I'd like every entry returned exactly as it is, with the images left out.

*** Opening of MATERIAL FOR THIS TASK ***

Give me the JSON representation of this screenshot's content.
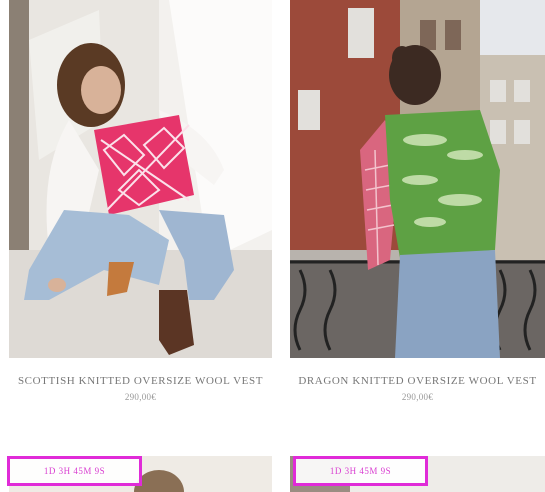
{
  "products": [
    {
      "title": "SCOTTISH KNITTED OVERSIZE WOOL VEST",
      "price": "290,00€",
      "image_alt": "woman crouching in pink argyle knit vest"
    },
    {
      "title": "DRAGON KNITTED OVERSIZE WOOL VEST",
      "price": "290,00€",
      "image_alt": "person on balcony in green knit vest"
    }
  ],
  "promo": {
    "left_label": "1D 3H 45M 9S",
    "right_label": "1D 3H 45M 9S"
  },
  "colors": {
    "promo_border": "#e02bd8",
    "promo_text": "#d93fd1"
  }
}
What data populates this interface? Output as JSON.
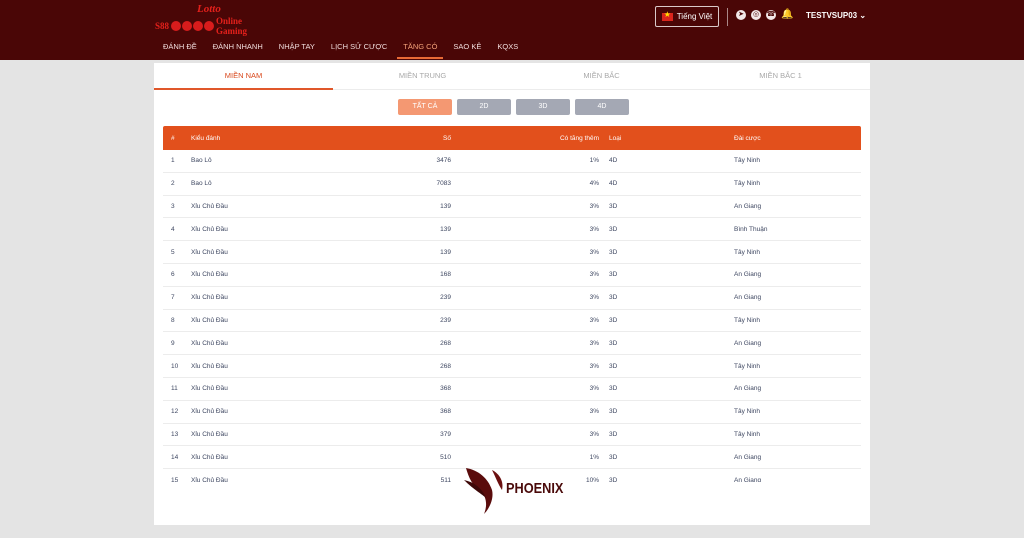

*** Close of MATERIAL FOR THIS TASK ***

EXERCISE RESPONSE ->
Give me the JSON representation of this screenshot's content.
{
  "products": [
    {
      "title": "SCOTTISH KNITTED OVERSIZE WOOL VEST",
      "price": "290,00€",
      "image_alt": "woman crouching in pink argyle knit vest"
    },
    {
      "title": "DRAGON KNITTED OVERSIZE WOOL VEST",
      "price": "290,00€",
      "image_alt": "person on balcony in green knit vest"
    }
  ],
  "promo": {
    "left_label": "1D 3H 45M 9S",
    "right_label": "1D 3H 45M 9S"
  },
  "colors": {
    "promo_border": "#e02bd8",
    "promo_text": "#d93fd1"
  }
}
What data populates this interface? Output as JSON.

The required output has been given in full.